▶ Assignment
Once the images are set aside, return every entry exactly.

[Excerpts from an interface dataset]
"""
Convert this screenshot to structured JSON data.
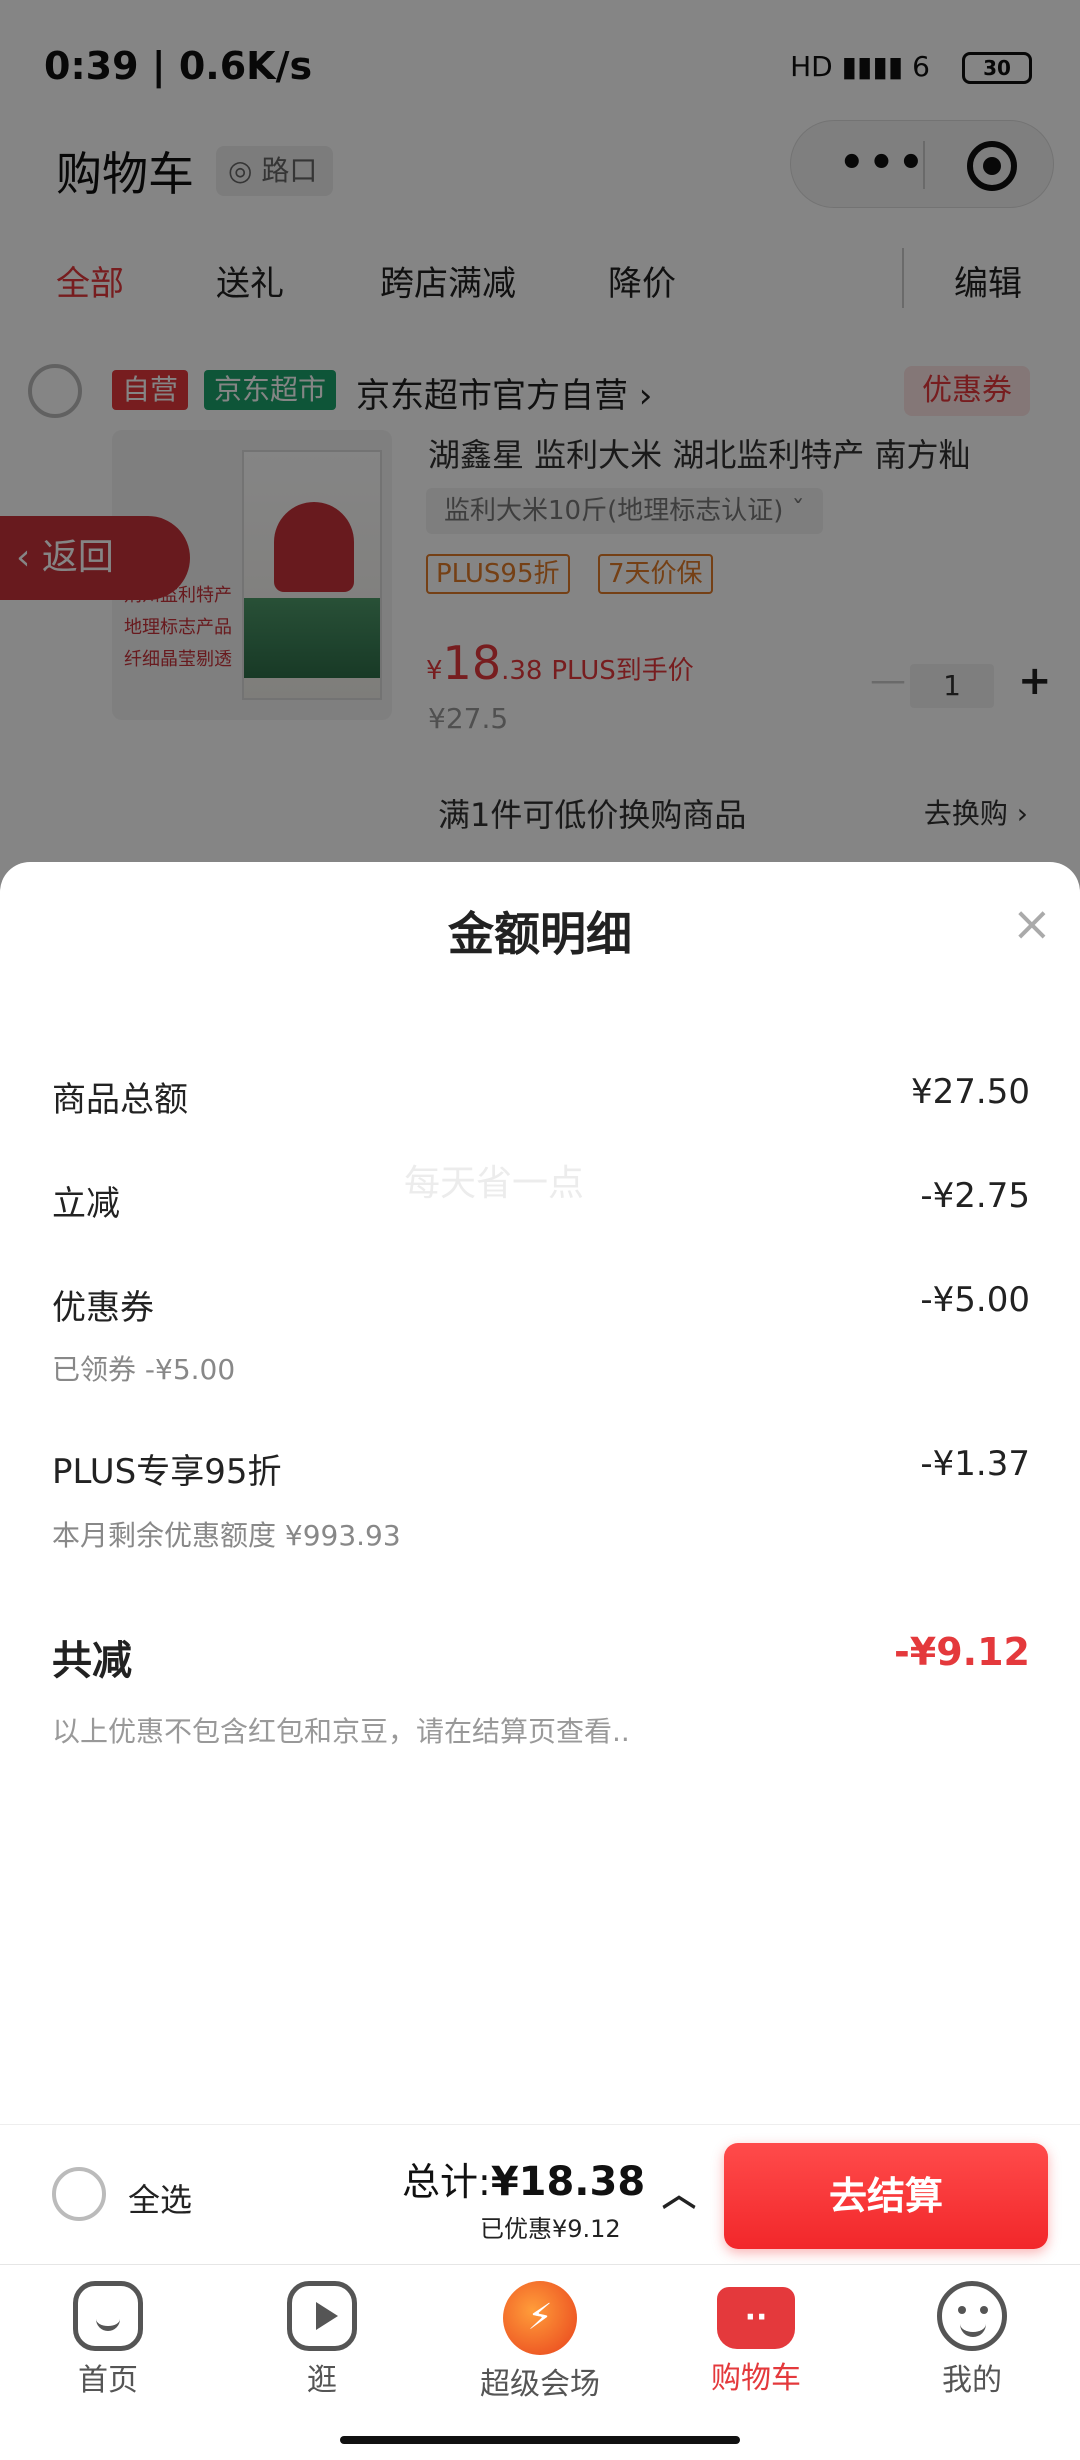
{
  "status_bar": {
    "time": "0:39 | 0.6K/s",
    "signal": "HD ▮▮▮▮ 6",
    "battery": "30"
  },
  "header": {
    "title": "购物车",
    "location": "路口"
  },
  "tabs": [
    {
      "label": "全部",
      "active": true
    },
    {
      "label": "送礼"
    },
    {
      "label": "跨店满减"
    },
    {
      "label": "降价"
    },
    {
      "label": "编辑"
    }
  ],
  "shop": {
    "tag_self": "自营",
    "tag_supermarket": "京东超市",
    "name": "京东超市官方自营 ›",
    "coupon": "优惠券"
  },
  "product": {
    "name": "湖鑫星 监利大米 湖北监利特产 南方籼",
    "spec": "监利大米10斤(地理标志认证) ˇ",
    "tags": [
      "PLUS95折",
      "7天价保"
    ],
    "image_text": [
      "荆州监利特产",
      "地理标志产品",
      "纤细晶莹剔透"
    ],
    "price_symbol": "¥",
    "price_int": "18",
    "price_dec": ".38",
    "price_note": "PLUS到手价",
    "original_price": "¥27.5",
    "quantity": "1",
    "swap_text": "满1件可低价换购商品",
    "swap_link": "去换购 ›"
  },
  "back_button": "返回",
  "sheet": {
    "title": "金额明细",
    "watermark": "每天省一点",
    "rows": [
      {
        "label": "商品总额",
        "value": "¥27.50"
      },
      {
        "label": "立减",
        "value": "-¥2.75"
      },
      {
        "label": "优惠券",
        "value": "-¥5.00",
        "sub": "已领券 -¥5.00"
      },
      {
        "label": "PLUS专享95折",
        "value": "-¥1.37",
        "sub": "本月剩余优惠额度 ¥993.93"
      }
    ],
    "total_label": "共减",
    "total_value": "-¥9.12",
    "note": "以上优惠不包含红包和京豆，请在结算页查看.."
  },
  "checkout": {
    "select_all": "全选",
    "total_label": "总计:",
    "total_value": "¥18.38",
    "saved": "已优惠¥9.12",
    "pay_button": "去结算"
  },
  "tabbar": [
    {
      "label": "首页",
      "icon": "home-icon"
    },
    {
      "label": "逛",
      "icon": "play-icon"
    },
    {
      "label": "超级会场",
      "icon": "super-venue-icon"
    },
    {
      "label": "购物车",
      "icon": "cart-icon",
      "active": true
    },
    {
      "label": "我的",
      "icon": "smile-icon"
    }
  ],
  "colors": {
    "accent": "#e4393c",
    "supermarket_green": "#1ca36b",
    "plus_orange": "#e07b2a"
  }
}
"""
▶ Written answer
Convert this screenshot to structured JSON data.
{
  "status_bar": {
    "time": "0:39 | 0.6K/s",
    "signal": "HD ▮▮▮▮ 6",
    "battery": "30"
  },
  "header": {
    "title": "购物车",
    "location": "路口"
  },
  "tabs": [
    {
      "label": "全部",
      "active": true
    },
    {
      "label": "送礼"
    },
    {
      "label": "跨店满减"
    },
    {
      "label": "降价"
    },
    {
      "label": "编辑"
    }
  ],
  "shop": {
    "tag_self": "自营",
    "tag_supermarket": "京东超市",
    "name": "京东超市官方自营 ›",
    "coupon": "优惠券"
  },
  "product": {
    "name": "湖鑫星 监利大米 湖北监利特产 南方籼",
    "spec": "监利大米10斤(地理标志认证) ˇ",
    "tags": [
      "PLUS95折",
      "7天价保"
    ],
    "image_text": [
      "荆州监利特产",
      "地理标志产品",
      "纤细晶莹剔透"
    ],
    "price_symbol": "¥",
    "price_int": "18",
    "price_dec": ".38",
    "price_note": "PLUS到手价",
    "original_price": "¥27.5",
    "quantity": "1",
    "swap_text": "满1件可低价换购商品",
    "swap_link": "去换购 ›"
  },
  "back_button": "返回",
  "sheet": {
    "title": "金额明细",
    "watermark": "每天省一点",
    "rows": [
      {
        "label": "商品总额",
        "value": "¥27.50"
      },
      {
        "label": "立减",
        "value": "-¥2.75"
      },
      {
        "label": "优惠券",
        "value": "-¥5.00",
        "sub": "已领券 -¥5.00"
      },
      {
        "label": "PLUS专享95折",
        "value": "-¥1.37",
        "sub": "本月剩余优惠额度 ¥993.93"
      }
    ],
    "total_label": "共减",
    "total_value": "-¥9.12",
    "note": "以上优惠不包含红包和京豆，请在结算页查看.."
  },
  "checkout": {
    "select_all": "全选",
    "total_label": "总计:",
    "total_value": "¥18.38",
    "saved": "已优惠¥9.12",
    "pay_button": "去结算"
  },
  "tabbar": [
    {
      "label": "首页",
      "icon": "home-icon"
    },
    {
      "label": "逛",
      "icon": "play-icon"
    },
    {
      "label": "超级会场",
      "icon": "super-venue-icon"
    },
    {
      "label": "购物车",
      "icon": "cart-icon",
      "active": true
    },
    {
      "label": "我的",
      "icon": "smile-icon"
    }
  ],
  "colors": {
    "accent": "#e4393c",
    "supermarket_green": "#1ca36b",
    "plus_orange": "#e07b2a"
  }
}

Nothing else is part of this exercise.